● INSTRUCTIONS TO FOLLOW: Across the listing below, how many lines contain "Password"? Answer with the number and nothing else.

● RECORD SET:
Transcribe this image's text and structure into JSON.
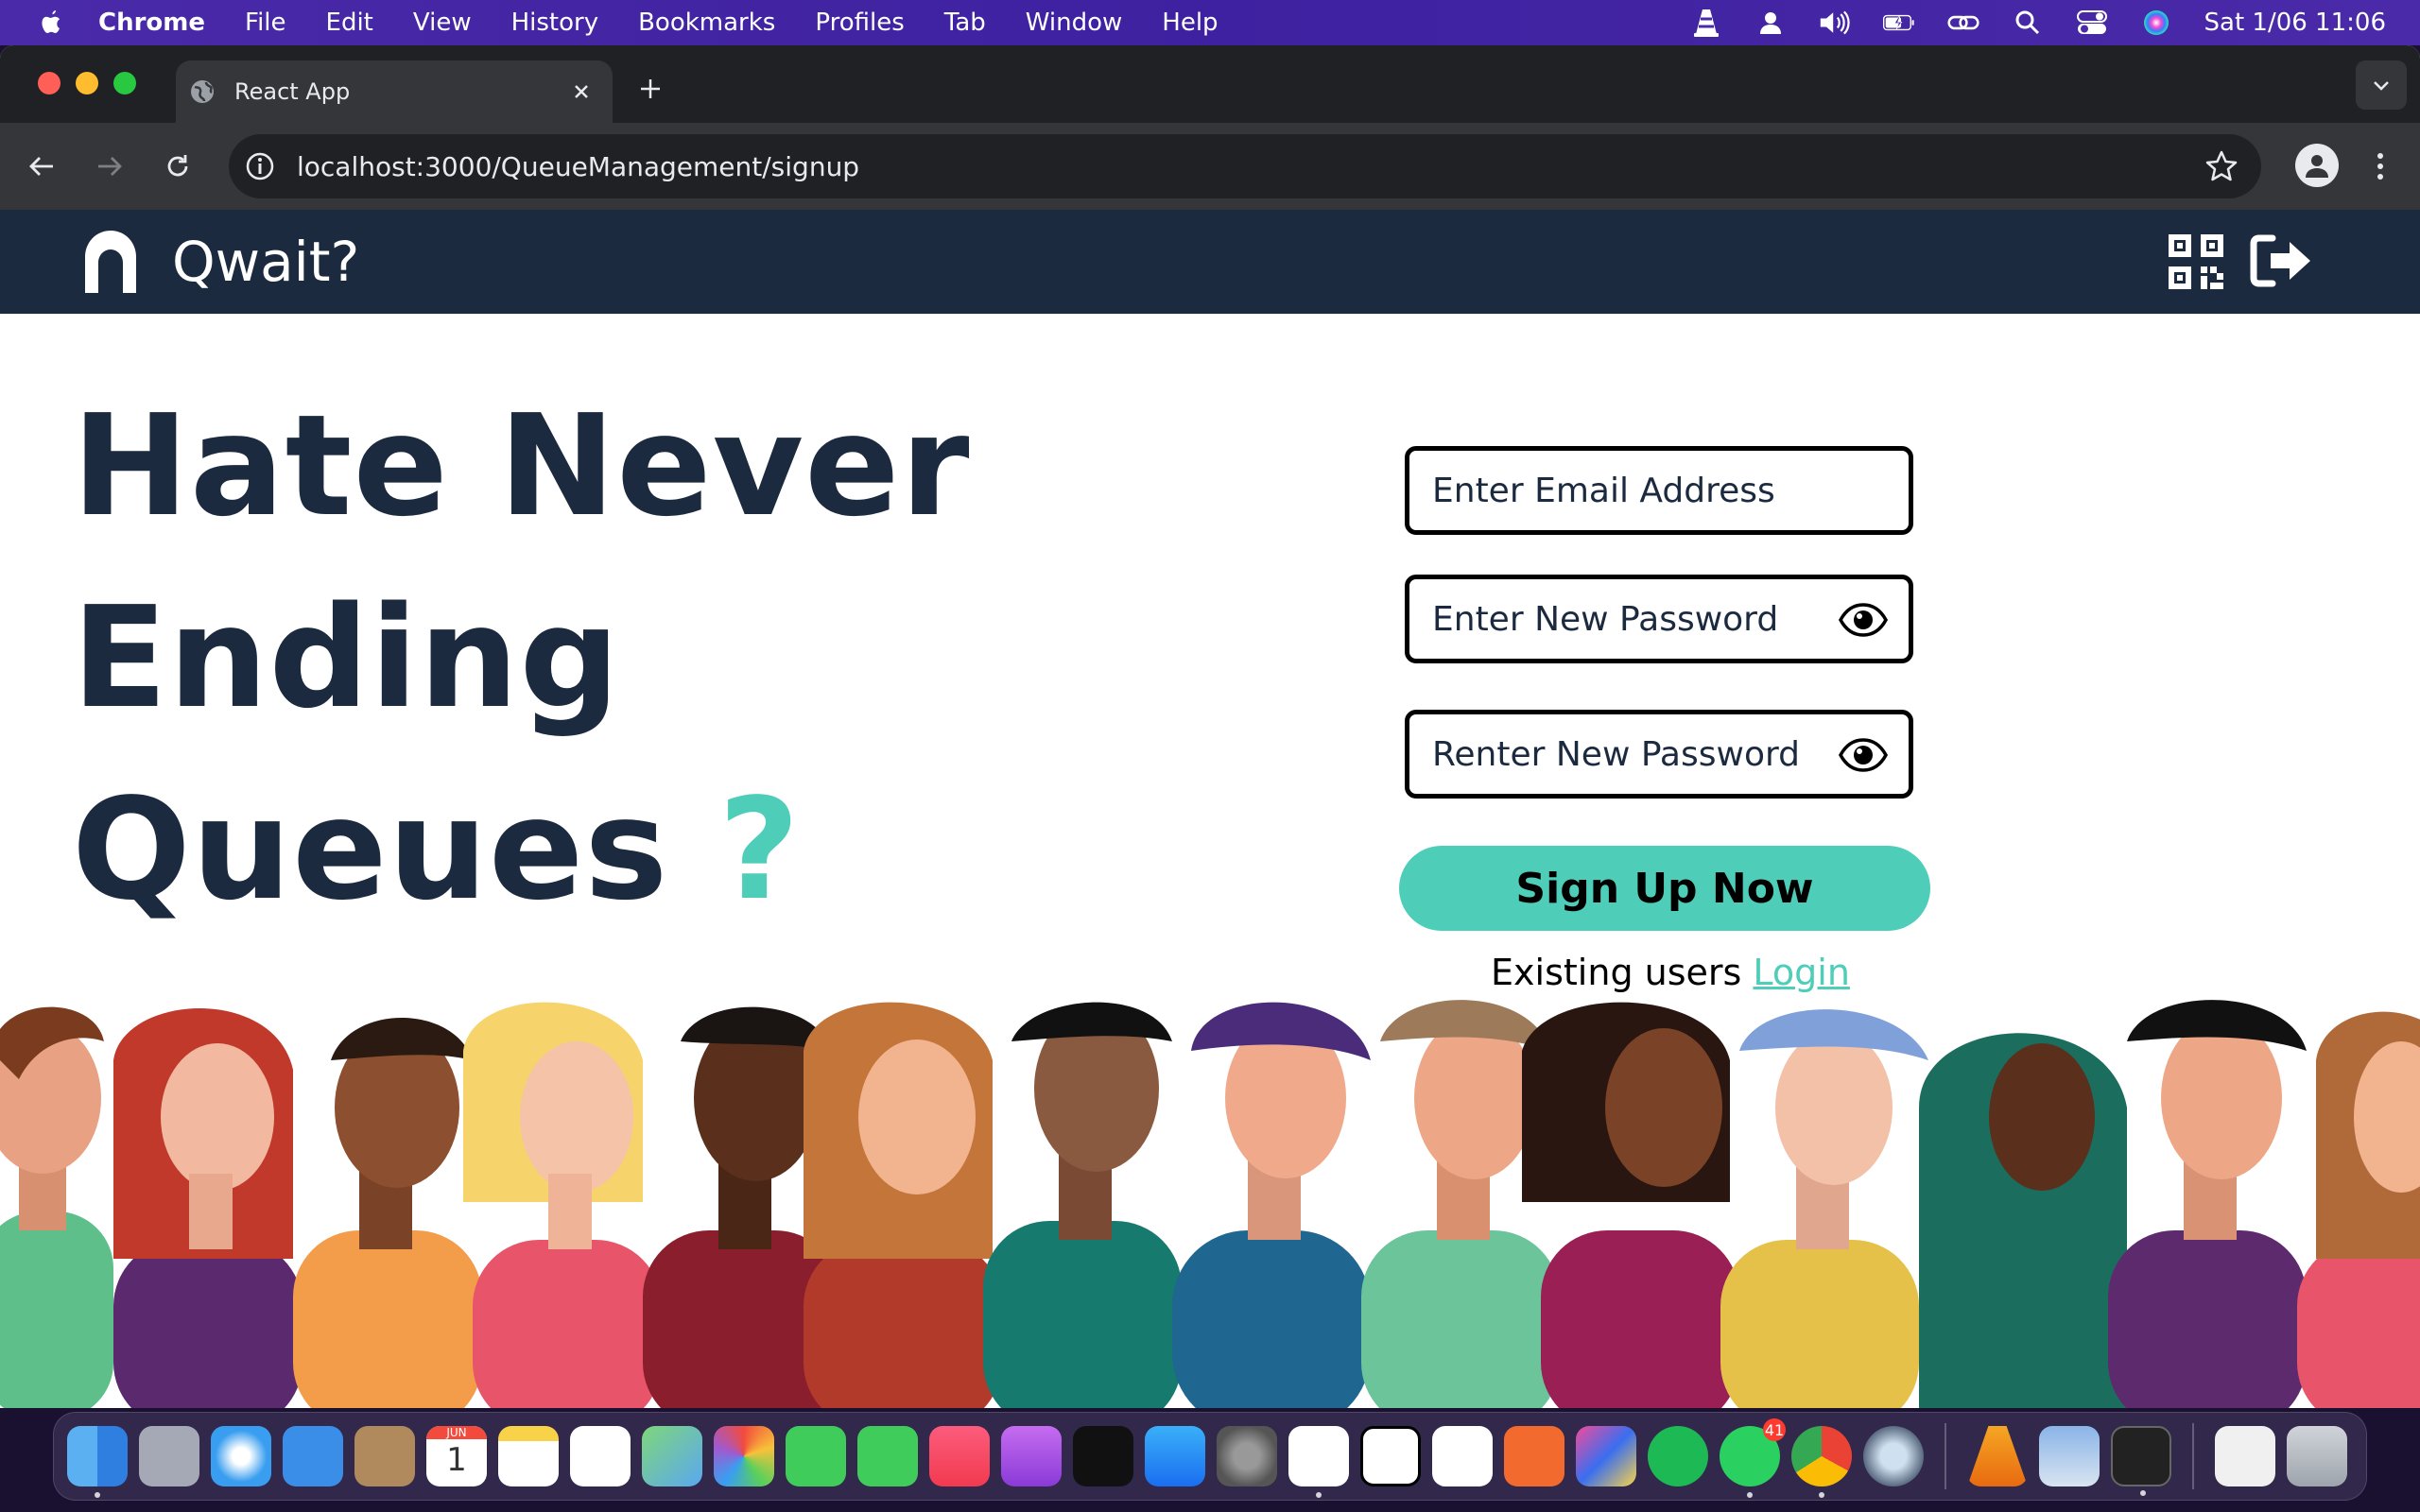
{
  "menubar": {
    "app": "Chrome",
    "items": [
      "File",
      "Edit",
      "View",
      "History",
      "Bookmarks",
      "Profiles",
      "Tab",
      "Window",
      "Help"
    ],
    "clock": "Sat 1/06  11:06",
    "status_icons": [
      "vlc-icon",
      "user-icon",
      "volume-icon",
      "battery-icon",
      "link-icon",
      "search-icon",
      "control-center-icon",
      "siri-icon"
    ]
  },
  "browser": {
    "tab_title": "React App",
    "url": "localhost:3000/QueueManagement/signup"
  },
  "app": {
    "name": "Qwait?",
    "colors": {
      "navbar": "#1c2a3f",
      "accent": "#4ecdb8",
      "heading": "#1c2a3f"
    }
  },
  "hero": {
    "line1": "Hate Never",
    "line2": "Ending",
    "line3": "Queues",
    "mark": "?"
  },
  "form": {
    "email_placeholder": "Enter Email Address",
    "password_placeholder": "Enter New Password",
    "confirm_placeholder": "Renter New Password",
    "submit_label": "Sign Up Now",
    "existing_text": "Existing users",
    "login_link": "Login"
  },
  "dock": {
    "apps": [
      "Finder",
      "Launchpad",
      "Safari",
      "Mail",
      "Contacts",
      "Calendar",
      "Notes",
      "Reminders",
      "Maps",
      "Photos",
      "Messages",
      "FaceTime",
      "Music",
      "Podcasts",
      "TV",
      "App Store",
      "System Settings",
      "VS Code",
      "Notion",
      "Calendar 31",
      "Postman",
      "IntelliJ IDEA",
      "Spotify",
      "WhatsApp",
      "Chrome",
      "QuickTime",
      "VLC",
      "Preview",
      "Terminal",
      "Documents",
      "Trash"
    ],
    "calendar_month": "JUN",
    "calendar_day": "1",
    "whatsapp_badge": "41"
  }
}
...
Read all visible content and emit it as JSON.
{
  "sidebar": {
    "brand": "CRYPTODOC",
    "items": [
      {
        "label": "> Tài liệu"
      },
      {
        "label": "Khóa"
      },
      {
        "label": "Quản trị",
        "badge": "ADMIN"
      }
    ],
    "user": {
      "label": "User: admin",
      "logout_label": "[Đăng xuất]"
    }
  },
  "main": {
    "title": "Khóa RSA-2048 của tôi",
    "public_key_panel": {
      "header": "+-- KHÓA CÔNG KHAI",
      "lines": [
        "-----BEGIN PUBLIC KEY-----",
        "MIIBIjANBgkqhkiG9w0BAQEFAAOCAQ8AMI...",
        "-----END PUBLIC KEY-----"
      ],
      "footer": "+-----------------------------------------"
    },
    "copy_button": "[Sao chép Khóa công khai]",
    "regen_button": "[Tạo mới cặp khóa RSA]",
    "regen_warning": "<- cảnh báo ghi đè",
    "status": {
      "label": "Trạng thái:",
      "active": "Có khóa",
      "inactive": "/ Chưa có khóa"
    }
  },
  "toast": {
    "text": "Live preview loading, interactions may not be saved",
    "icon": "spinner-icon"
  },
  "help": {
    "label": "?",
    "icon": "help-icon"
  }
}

● RESULT BELOW: 2